(Entries taken from a collection)
-- Opening Marker --

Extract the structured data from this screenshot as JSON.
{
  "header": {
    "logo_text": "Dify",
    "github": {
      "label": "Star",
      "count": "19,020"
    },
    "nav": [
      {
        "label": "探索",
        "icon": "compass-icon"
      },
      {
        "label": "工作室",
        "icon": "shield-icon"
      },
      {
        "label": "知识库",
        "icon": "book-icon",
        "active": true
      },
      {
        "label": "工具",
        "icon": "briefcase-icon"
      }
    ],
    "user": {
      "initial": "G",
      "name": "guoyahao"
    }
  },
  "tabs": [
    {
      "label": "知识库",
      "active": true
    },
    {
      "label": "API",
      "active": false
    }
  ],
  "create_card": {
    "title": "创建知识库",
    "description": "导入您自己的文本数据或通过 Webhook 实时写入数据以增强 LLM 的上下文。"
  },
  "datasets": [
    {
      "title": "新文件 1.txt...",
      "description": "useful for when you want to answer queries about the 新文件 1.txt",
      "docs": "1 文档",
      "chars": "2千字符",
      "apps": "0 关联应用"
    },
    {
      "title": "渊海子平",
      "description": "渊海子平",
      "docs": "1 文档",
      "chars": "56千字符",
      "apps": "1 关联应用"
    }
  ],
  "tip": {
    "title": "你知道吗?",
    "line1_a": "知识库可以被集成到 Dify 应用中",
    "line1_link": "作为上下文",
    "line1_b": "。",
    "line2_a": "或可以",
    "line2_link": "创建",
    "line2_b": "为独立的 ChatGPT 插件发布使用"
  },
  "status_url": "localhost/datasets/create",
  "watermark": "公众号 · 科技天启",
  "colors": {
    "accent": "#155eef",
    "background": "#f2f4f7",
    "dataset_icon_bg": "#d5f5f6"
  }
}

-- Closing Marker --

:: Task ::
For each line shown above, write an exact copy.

:: Result of the task ::
Extract the structured data from this screenshot as JSON.
{
  "header": {
    "logo_text": "Dify",
    "github": {
      "label": "Star",
      "count": "19,020"
    },
    "nav": [
      {
        "label": "探索",
        "icon": "compass-icon"
      },
      {
        "label": "工作室",
        "icon": "shield-icon"
      },
      {
        "label": "知识库",
        "icon": "book-icon",
        "active": true
      },
      {
        "label": "工具",
        "icon": "briefcase-icon"
      }
    ],
    "user": {
      "initial": "G",
      "name": "guoyahao"
    }
  },
  "tabs": [
    {
      "label": "知识库",
      "active": true
    },
    {
      "label": "API",
      "active": false
    }
  ],
  "create_card": {
    "title": "创建知识库",
    "description": "导入您自己的文本数据或通过 Webhook 实时写入数据以增强 LLM 的上下文。"
  },
  "datasets": [
    {
      "title": "新文件 1.txt...",
      "description": "useful for when you want to answer queries about the 新文件 1.txt",
      "docs": "1 文档",
      "chars": "2千字符",
      "apps": "0 关联应用"
    },
    {
      "title": "渊海子平",
      "description": "渊海子平",
      "docs": "1 文档",
      "chars": "56千字符",
      "apps": "1 关联应用"
    }
  ],
  "tip": {
    "title": "你知道吗?",
    "line1_a": "知识库可以被集成到 Dify 应用中",
    "line1_link": "作为上下文",
    "line1_b": "。",
    "line2_a": "或可以",
    "line2_link": "创建",
    "line2_b": "为独立的 ChatGPT 插件发布使用"
  },
  "status_url": "localhost/datasets/create",
  "watermark": "公众号 · 科技天启",
  "colors": {
    "accent": "#155eef",
    "background": "#f2f4f7",
    "dataset_icon_bg": "#d5f5f6"
  }
}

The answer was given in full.